Children’s media use cuddly animals to reinforce ‘racist’ and ‘socially dominant norms,’ researcher says
Sarah Boesveld | 13/06/06
Last Updated: 13/06/06 6:53 PM ET
More than 7,000 academics are gathered in Victoria, B.C., this week for the annual Congress of the Humanities and Social Sciences, presenting papers on everything from the errant lessons of Grey’s Anatomy to Justin Trudeau’s political brand power. In this week-long series, the National Post showcases some of the most interesting research.
Parents who read their kids stories about happy, human-like animals like Franklin the Turtle or Arthur at bedtime are exposing their kids to racism, materialism, homophobia and patriarchal norms, according to a paper presented at the Congress of the Humanities and Social Sciences.
Most animals portrayed in children’s books, songs and on clothing send a bad message, according to academics Nora Timmerman and Julia Ostertag: That animals only exist for human use, that humans are better than animals, that animals don’t have their own stories to tell, that it’s fine to “demean” them by cooing over their cuteness.
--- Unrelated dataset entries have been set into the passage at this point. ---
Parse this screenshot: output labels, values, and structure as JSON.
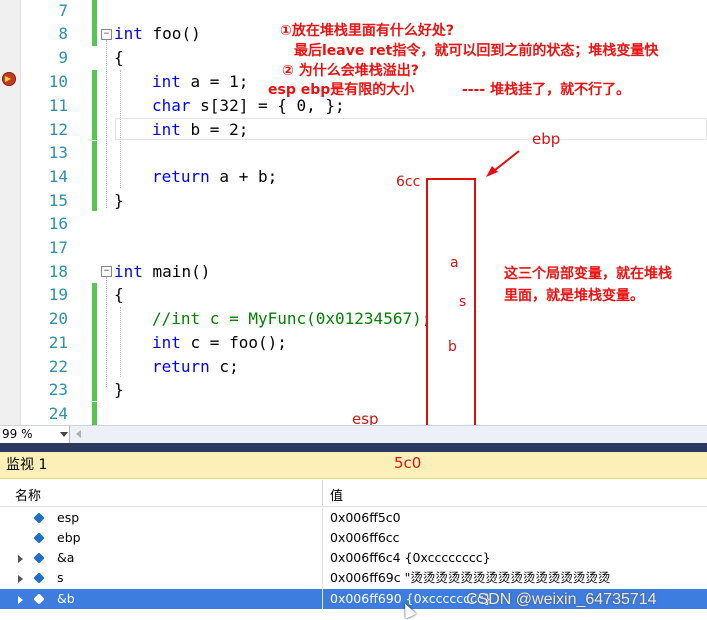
{
  "line_numbers": [
    "7",
    "8",
    "9",
    "10",
    "11",
    "12",
    "13",
    "14",
    "15",
    "16",
    "17",
    "18",
    "19",
    "20",
    "21",
    "22",
    "23",
    "24"
  ],
  "code": {
    "l8_kw": "int",
    "l8_rest": " foo()",
    "l9": "{",
    "l10_kw": "int",
    "l10_rest": " a = 1;",
    "l11_kw": "char",
    "l11_rest": " s[32] = { 0, };",
    "l12_kw": "int",
    "l12_rest": " b = 2;",
    "l14_kw": "return",
    "l14_rest": " a + b;",
    "l15": "}",
    "l18_kw": "int",
    "l18_rest": " main()",
    "l19": "{",
    "l20": "//int c = MyFunc(0x01234567);",
    "l21_kw": "int",
    "l21_rest": " c = foo();",
    "l22_kw": "return",
    "l22_rest": " c;",
    "l23": "}",
    "fold_symbol": "−"
  },
  "annotations": {
    "q1": "①放在堆栈里面有什么好处?",
    "q1_answer": "最后leave ret指令，就可以回到之前的状态；堆栈变量快",
    "q2": "② 为什么会堆栈溢出?",
    "q2_answer": "esp ebp是有限的大小",
    "q2_answer2": "---- 堆栈挂了，就不行了。",
    "ebp": "ebp",
    "addr_top": "6cc",
    "var_a": "a",
    "var_s": "s",
    "var_b": "b",
    "explain": "这三个局部变量，就在堆栈",
    "explain2": "里面，就是堆栈变量。",
    "esp": "esp",
    "addr_bottom": "5c0",
    "color": "#e01010"
  },
  "zoom": "99 %",
  "watch": {
    "title": "监视 1",
    "col_name": "名称",
    "col_value": "值",
    "rows": [
      {
        "name": "esp",
        "value": "0x006ff5c0",
        "expandable": false,
        "selected": false
      },
      {
        "name": "ebp",
        "value": "0x006ff6cc",
        "expandable": false,
        "selected": false
      },
      {
        "name": "&a",
        "value": "0x006ff6c4 {0xcccccccc}",
        "expandable": true,
        "selected": false
      },
      {
        "name": "s",
        "value": "0x006ff69c \"烫烫烫烫烫烫烫烫烫烫烫烫烫烫烫烫",
        "expandable": true,
        "selected": false
      },
      {
        "name": "&b",
        "value": "0x006ff690 {0xcccccccc}",
        "expandable": true,
        "selected": true
      }
    ]
  },
  "watermark": "CSDN @weixin_64735714",
  "colors": {
    "keyword": "#0000ff",
    "comment": "#008000",
    "line_number": "#2b91af",
    "selection": "#3d7de0",
    "watch_title_bg": "#fcf0b8"
  }
}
Perhaps worst of all, they say, animals are anthropomorphized to reinforce “socially dominant norms” like nuclear families and gender stereotypes.
Good Lord, just imagine if these fruitcakes discovered Frog and Toad, Dr. Suess and Beatrix Potter!